Findings & Footnotes

The April issue of the Journal of the Royal Anthropological Institute features an interesting interchange between psychology, anthropology, and religion relating to how people experience the relationship between their minds and gods and spirits, using charismatic and Pentecostal congregations as its case studies. The special issue reports on the findings of the Mind and Spirit project, a Templeton-funded initiative based at Stanford University and headed by anthropologist T.M. Luhrmann, which brings together an interdisciplinary team to study spiritual experiences in Pentecostal and charismatic churches in the U.S., China, Ghana, Thailand, and Vanatu/Oceania. Although these churches have obvious similarities, they belong to societies that have different conceptions of mind that bear on their conceptions of God and spiritual experience. One finding is that the “more a person imagines the mind-world boundary as porous (permeable), the more they report a vivid, near-sensory experience of invisible others.” For instance, the American Pentecostals rarely reported—or were hesitant to report—that they heard the voice of God, while there was more of a tendency to do so in Ghana. Luhrmann adds that the project hopes to show that “different ways of representing human-world relationships shape something so basic as sensory evidence.” For more information on this issue, visit:

It is unusual when a secular social science journal devotes a special issue to a sociologist of religion, but David Martin, who died last year, was an unusual sociologist who specialized in religion. The journal Society (April, 2020) convened a symposium, asking several contributors from different disciplines about the achievement and relevance of Martin’s work and the result is a fascinating collection of articles that extend his work in such areas as Pentecostalism in Latin America, secularization, British religion, the religious elements in art, music, and poetry, and the relation between theology and sociology.
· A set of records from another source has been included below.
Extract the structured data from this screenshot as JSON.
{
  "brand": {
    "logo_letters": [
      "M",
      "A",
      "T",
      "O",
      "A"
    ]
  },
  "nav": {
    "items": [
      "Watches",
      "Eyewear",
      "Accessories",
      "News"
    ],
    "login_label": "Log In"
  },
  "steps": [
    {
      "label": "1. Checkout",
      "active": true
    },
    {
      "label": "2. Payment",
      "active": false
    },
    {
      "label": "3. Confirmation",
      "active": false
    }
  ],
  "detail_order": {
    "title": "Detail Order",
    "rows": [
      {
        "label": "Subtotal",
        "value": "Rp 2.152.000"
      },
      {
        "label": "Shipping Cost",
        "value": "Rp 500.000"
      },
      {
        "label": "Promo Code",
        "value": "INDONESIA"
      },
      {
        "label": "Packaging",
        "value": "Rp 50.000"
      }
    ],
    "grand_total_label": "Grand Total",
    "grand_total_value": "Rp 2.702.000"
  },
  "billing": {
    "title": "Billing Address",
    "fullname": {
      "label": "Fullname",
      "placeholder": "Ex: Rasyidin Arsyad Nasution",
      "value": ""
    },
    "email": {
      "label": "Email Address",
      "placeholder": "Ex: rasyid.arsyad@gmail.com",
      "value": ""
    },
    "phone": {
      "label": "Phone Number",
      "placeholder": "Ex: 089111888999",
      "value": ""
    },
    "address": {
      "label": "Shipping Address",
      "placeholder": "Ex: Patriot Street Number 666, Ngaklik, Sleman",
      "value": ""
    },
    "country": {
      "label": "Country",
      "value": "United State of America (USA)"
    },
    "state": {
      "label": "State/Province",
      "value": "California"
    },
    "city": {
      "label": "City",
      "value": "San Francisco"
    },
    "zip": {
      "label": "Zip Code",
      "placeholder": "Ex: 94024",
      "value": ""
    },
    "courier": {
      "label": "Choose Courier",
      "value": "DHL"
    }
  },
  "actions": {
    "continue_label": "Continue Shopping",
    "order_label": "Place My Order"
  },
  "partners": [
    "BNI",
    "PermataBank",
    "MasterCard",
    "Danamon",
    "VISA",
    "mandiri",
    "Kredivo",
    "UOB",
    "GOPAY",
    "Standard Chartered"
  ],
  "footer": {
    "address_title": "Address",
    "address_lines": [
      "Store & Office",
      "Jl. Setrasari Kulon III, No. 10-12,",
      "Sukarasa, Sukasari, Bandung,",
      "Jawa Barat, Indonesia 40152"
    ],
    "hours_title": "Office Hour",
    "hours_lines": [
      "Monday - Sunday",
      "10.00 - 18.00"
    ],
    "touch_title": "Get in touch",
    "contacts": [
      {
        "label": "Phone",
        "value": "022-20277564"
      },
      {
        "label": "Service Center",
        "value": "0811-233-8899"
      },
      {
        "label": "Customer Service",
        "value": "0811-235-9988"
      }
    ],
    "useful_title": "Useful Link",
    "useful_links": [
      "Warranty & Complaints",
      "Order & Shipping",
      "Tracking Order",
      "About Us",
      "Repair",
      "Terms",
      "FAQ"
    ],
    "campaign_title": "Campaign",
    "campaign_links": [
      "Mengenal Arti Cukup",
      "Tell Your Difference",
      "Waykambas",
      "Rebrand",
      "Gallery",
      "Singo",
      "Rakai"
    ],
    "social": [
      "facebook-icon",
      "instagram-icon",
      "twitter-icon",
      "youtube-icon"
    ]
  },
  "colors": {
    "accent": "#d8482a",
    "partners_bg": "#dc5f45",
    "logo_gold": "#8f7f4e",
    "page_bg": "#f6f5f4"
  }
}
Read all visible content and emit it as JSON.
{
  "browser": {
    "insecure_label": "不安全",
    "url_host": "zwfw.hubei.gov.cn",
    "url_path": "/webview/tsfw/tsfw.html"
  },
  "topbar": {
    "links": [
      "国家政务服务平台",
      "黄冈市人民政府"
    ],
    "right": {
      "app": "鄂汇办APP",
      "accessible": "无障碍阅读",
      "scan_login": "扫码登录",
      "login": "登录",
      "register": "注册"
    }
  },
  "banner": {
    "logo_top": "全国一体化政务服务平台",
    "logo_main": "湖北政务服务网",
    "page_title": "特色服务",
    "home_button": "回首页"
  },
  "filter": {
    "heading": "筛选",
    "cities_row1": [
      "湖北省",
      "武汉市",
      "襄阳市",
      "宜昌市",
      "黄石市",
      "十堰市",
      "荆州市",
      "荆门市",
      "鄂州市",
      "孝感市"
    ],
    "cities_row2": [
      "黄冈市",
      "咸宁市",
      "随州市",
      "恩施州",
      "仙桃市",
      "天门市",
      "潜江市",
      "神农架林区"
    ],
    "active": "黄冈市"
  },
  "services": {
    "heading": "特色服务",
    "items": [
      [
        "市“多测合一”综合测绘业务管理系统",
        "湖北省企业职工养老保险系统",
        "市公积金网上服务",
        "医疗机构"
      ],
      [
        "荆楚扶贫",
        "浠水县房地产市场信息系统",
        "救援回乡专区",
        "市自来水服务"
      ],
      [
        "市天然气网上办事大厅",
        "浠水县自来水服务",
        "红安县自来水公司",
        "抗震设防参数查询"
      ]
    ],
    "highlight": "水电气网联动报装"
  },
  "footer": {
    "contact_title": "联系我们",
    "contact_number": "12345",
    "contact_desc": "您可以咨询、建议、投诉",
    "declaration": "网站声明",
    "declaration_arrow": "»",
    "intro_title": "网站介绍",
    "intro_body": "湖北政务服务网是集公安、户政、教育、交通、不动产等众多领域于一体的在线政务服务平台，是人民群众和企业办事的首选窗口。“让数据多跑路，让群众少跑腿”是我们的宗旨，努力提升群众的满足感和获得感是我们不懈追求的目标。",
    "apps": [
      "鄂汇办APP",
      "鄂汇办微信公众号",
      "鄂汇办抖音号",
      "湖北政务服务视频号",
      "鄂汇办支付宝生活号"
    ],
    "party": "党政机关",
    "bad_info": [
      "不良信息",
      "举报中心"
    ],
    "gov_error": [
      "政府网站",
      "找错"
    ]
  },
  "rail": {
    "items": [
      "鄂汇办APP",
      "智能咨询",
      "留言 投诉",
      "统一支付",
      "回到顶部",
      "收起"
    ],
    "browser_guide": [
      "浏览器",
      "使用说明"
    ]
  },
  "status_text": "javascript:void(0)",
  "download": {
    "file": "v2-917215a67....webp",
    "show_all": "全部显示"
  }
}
Anglican theologian Martyn Percy expands on Martin’s treatment of secularization by looking at how and why cathedrals in the Church of England show a steady growth in attendance even while parishes are showing a sharp drop in members.

Percy argues that cathedrals don’t show the “high threshold-high rewards” dynamic of strict churches; in fact, he adds that the inclusive and low threshold (or cost) of cathedral attendance, stressing contemplation and solitude rather than activity and community, can serve to “sacralize civic life.” In another article, Martin’s long-time colleague Grace Davie updates his pioneering study of Pentecostalism in Latin America and the revival of religion in Eastern Europe, noting that the growth of populism in the latter region is a new dynamic that has to be accounted for. Bernice Martin explores her late husband’s last project on resilient Christian elements in the arts and literature, noting how he remained a critic to the end of the idea that secularization means an inevitable loss of religious vitality in all aspects of society. For more information on this issue, visit:

The new book High on God (Oxford University Press, $24.95), by James K. Wellman Jr., Katie E. Corcoran, and Kate J. Stockly, blends sociological theory on the emotions with in-depth research on 12 contemporary megachurches. The interviewees expressed the widespread feeling among interviewees that they and experienced a spiritual “high” in their participation in megachurches. These emotions are linked to the charisma of the pastor but also stem from the contagious nature of the commitment and enthusiasm that members pass on to each other during worship and in such activities as small groups and service programs. Most the book presents a fairly positive picture of megachurches, with the authors viewing them as centers of community life and emotional and social support (especially in relation to families). The charge that megachurches are sources of religious right activism is not borne out in the authors’ research. The “parochial cosmopolitan” culture of most megachurches tend to focus on the “core issues of salvation; growing each person’s character; building communities of healthy, happy marriages and families,” and outreach to the community. While members may join Christian right organizations or vote for Donald Trump, the churches themselves don’t address contentious political issues in their public life. Even the prosperity teachings of some of these churches do not always signal clergy fraud and members’ gullibility as the authors find that people take what they need from such teachings and balance it with common sense.

But in the final chapters of the book, Wellman, Corcoran, and Stockly make the case for the “dark side” of megachurches. In fact, it is the charismatic nature of megachurch leadership that enables both pro-social and negative behavior in these congregations. Using statistics and case studies of 56 megachurches that have experienced leadership scandals, usually involving financial mismanagement, and abuse of a spiritual, emotional, or sexual nature (most recently at the flagship Willow Creek Church), the authors argue that it is especially the “soft patriarchalism” of these congregations that enable their male leaders to wield their power and charismatic appeal on female members. These scandals unleash the obverse of the positive spiritual energy that megachurches typically generate, leading to discord and cynicism among members.